(Charig, Alan J., et al; "Archaeopteryx Is Not a Forgery," Science, 232:622, 1986.)

Comment. The article itself offers some new evidence, but seems to fall a bit short of the proof promised in the Abstract. Let us wait for a rebuttal by Hoyle & Co. The Abstract's claim that many transitional forms exist at all taxonomic levels certainly does not square with the fossil record described by the punctuated evolutionists! In any event, the fossil record gap between dinosaurs and sophisticatedly feathered Archaeopteryx is still a Marianas Trench.

From Science Frontiers #46, JUL-AUG 1986. 1986-2000 William R. Corliss

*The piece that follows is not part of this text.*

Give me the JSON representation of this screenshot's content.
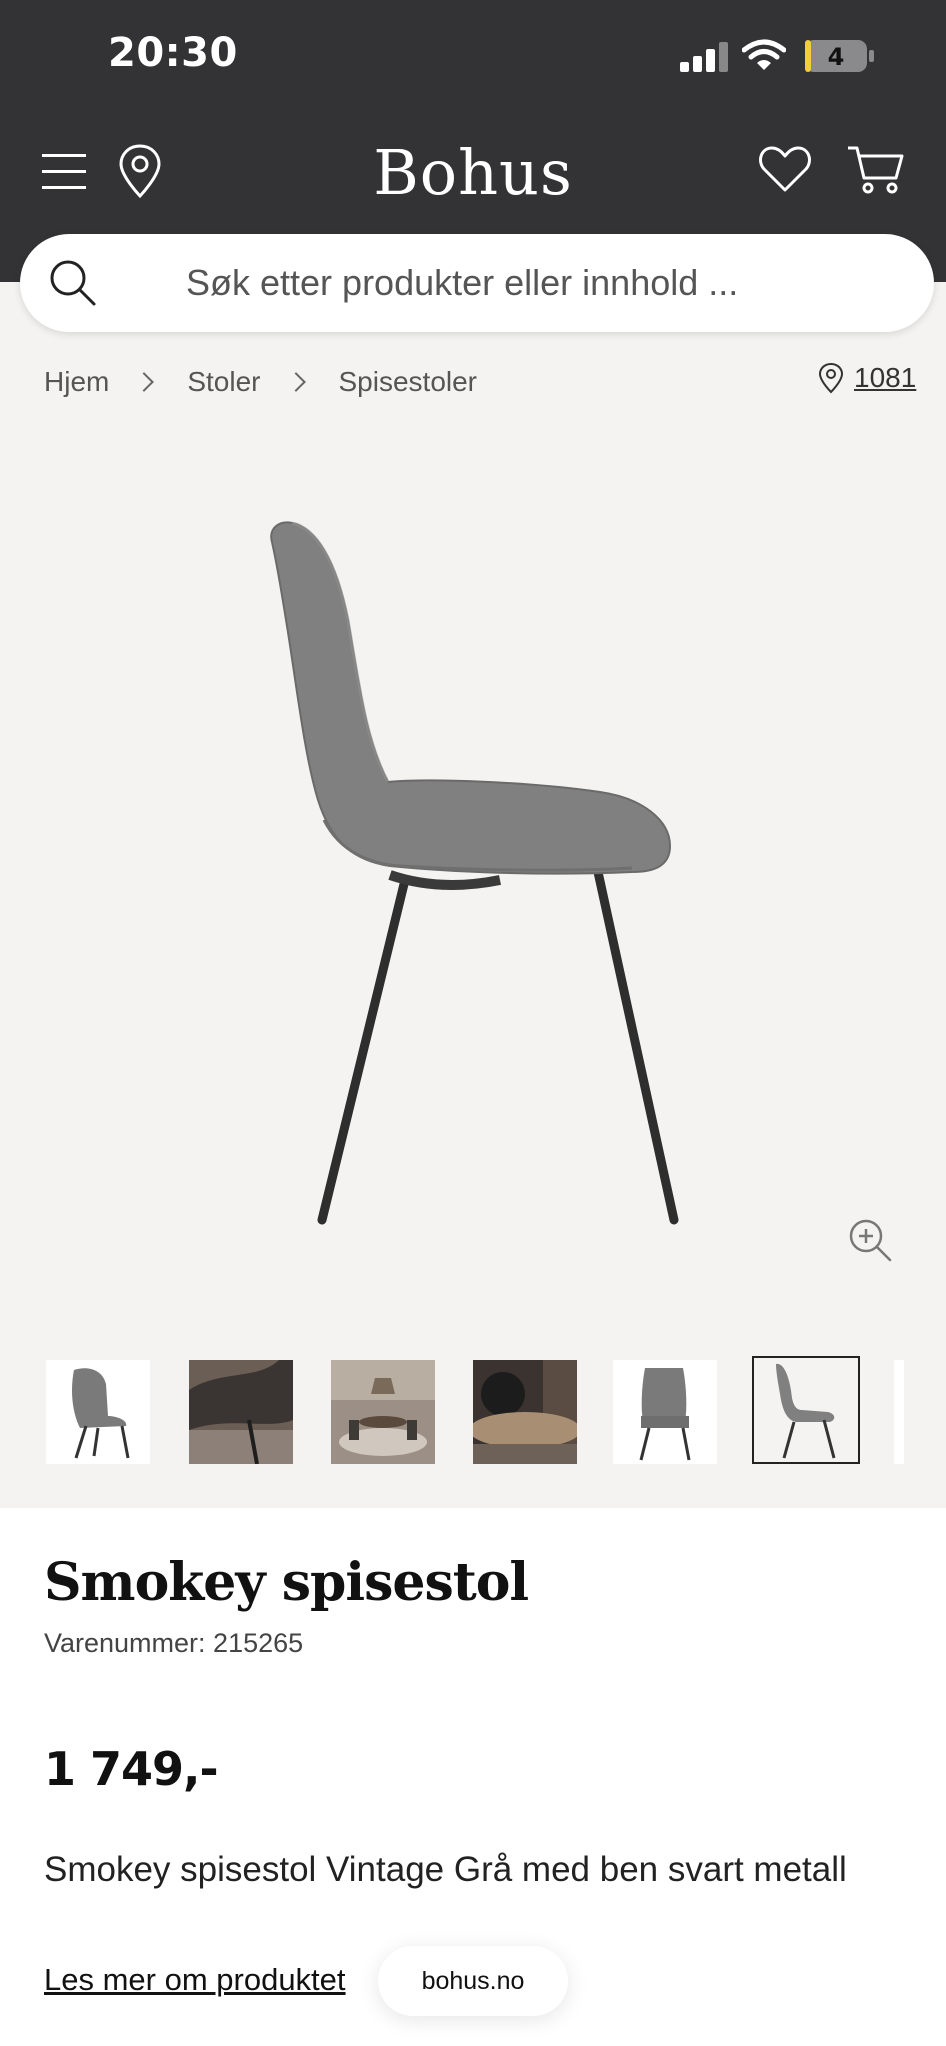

Science Frontiers Sourcebook Project Reviewed in:

Quotes

  • "A sourcebook of unexplained phenomena is therefore a valuable addition to a collection of scientific literature. William R. Corliss has provided this in the past with his source books of scientific anomalies in several subjects, and now he has provided it for astronomy. He has done an excellent job of collecting and editing a large amount of material, taken in part from scientific journals and in part from scientific reporting in the popular or semi-scientific press." -- "The Mysterious Universe: A Handbook of Astronomical Anomalies", reviwed by Thomas Gold, Cornell University, in Icarus, vol.41, 1980

  • "An interesting, systematic presentation of unusual weather [..] This book is recommended for a general audience" --"Corliss, William R., Tornados, Dark Days, Anomalous Precipitation, and Related Weather Phenomena, Sourcebook Project, 1983.", revieweed in Choice, September 1983
  • "..the science is necessarily somewhat speculative, but Corliss's symthesis is based on reputable sources." -- "Corliss, William R. (Compiler). Lightning, Auroras, Nocturnal Lights, and Related Luminous Phenomena" reviwed by Joseph M. Moran, Univ. of Wisconsin in Science Books and Films, Sep/Oct 1983

  • "Before opening the book, I set certain standards that a volume which treads into dangerous grounds grounds like this must meet. The author scrupulously met, or even exceeded those standards. Each phenomenon is exhaustively documented, with references to scientific journals [..] and extensive quotations" -- "Book Review: The moon and planets: a catalog of astronomical anomalies", The Sourcebook Project, 1985., Corliss, W. R., Journal of the Royal Astronomical Society of Canada, Vol. 81, no. 1 (1987), p. 24., 02/1987